### What you are asked to do
Without the images, write out all of the following entries exactly.

### Data shown
────────────────────────────────────────

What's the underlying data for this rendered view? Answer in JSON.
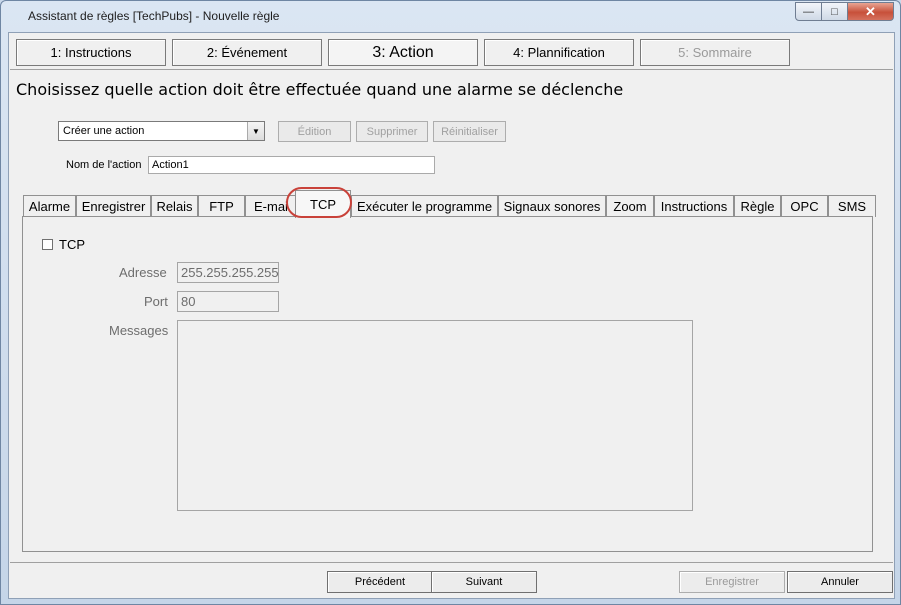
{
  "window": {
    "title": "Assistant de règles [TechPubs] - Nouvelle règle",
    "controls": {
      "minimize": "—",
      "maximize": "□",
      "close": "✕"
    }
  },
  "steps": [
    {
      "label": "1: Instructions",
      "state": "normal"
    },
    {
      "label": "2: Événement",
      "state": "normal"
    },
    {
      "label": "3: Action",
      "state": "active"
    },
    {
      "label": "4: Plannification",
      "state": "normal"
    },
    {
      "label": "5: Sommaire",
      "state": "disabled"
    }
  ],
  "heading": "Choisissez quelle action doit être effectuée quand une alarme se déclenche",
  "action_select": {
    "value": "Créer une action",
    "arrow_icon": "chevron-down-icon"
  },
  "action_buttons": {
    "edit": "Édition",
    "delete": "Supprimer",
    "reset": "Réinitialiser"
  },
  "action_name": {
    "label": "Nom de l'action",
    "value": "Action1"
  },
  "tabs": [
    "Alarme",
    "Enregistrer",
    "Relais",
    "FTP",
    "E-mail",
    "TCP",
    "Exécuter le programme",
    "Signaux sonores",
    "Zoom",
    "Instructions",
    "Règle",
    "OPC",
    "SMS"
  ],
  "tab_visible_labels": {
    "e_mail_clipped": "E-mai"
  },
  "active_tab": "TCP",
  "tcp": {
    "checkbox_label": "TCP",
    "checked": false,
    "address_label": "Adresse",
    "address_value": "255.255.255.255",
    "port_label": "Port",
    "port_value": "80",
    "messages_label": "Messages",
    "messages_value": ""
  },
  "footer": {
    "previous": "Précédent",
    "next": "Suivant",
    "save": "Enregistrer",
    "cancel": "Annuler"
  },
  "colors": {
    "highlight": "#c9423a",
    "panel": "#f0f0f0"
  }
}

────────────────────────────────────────

### Finished exercise
What's the underlying data for this rendered view? Answer in JSON.
{
  "window": {
    "title": "Assistant de règles [TechPubs] - Nouvelle règle",
    "controls": {
      "minimize": "—",
      "maximize": "□",
      "close": "✕"
    }
  },
  "steps": [
    {
      "label": "1: Instructions",
      "state": "normal"
    },
    {
      "label": "2: Événement",
      "state": "normal"
    },
    {
      "label": "3: Action",
      "state": "active"
    },
    {
      "label": "4: Plannification",
      "state": "normal"
    },
    {
      "label": "5: Sommaire",
      "state": "disabled"
    }
  ],
  "heading": "Choisissez quelle action doit être effectuée quand une alarme se déclenche",
  "action_select": {
    "value": "Créer une action",
    "arrow_icon": "chevron-down-icon"
  },
  "action_buttons": {
    "edit": "Édition",
    "delete": "Supprimer",
    "reset": "Réinitialiser"
  },
  "action_name": {
    "label": "Nom de l'action",
    "value": "Action1"
  },
  "tabs": [
    "Alarme",
    "Enregistrer",
    "Relais",
    "FTP",
    "E-mail",
    "TCP",
    "Exécuter le programme",
    "Signaux sonores",
    "Zoom",
    "Instructions",
    "Règle",
    "OPC",
    "SMS"
  ],
  "tab_visible_labels": {
    "e_mail_clipped": "E-mai"
  },
  "active_tab": "TCP",
  "tcp": {
    "checkbox_label": "TCP",
    "checked": false,
    "address_label": "Adresse",
    "address_value": "255.255.255.255",
    "port_label": "Port",
    "port_value": "80",
    "messages_label": "Messages",
    "messages_value": ""
  },
  "footer": {
    "previous": "Précédent",
    "next": "Suivant",
    "save": "Enregistrer",
    "cancel": "Annuler"
  },
  "colors": {
    "highlight": "#c9423a",
    "panel": "#f0f0f0"
  }
}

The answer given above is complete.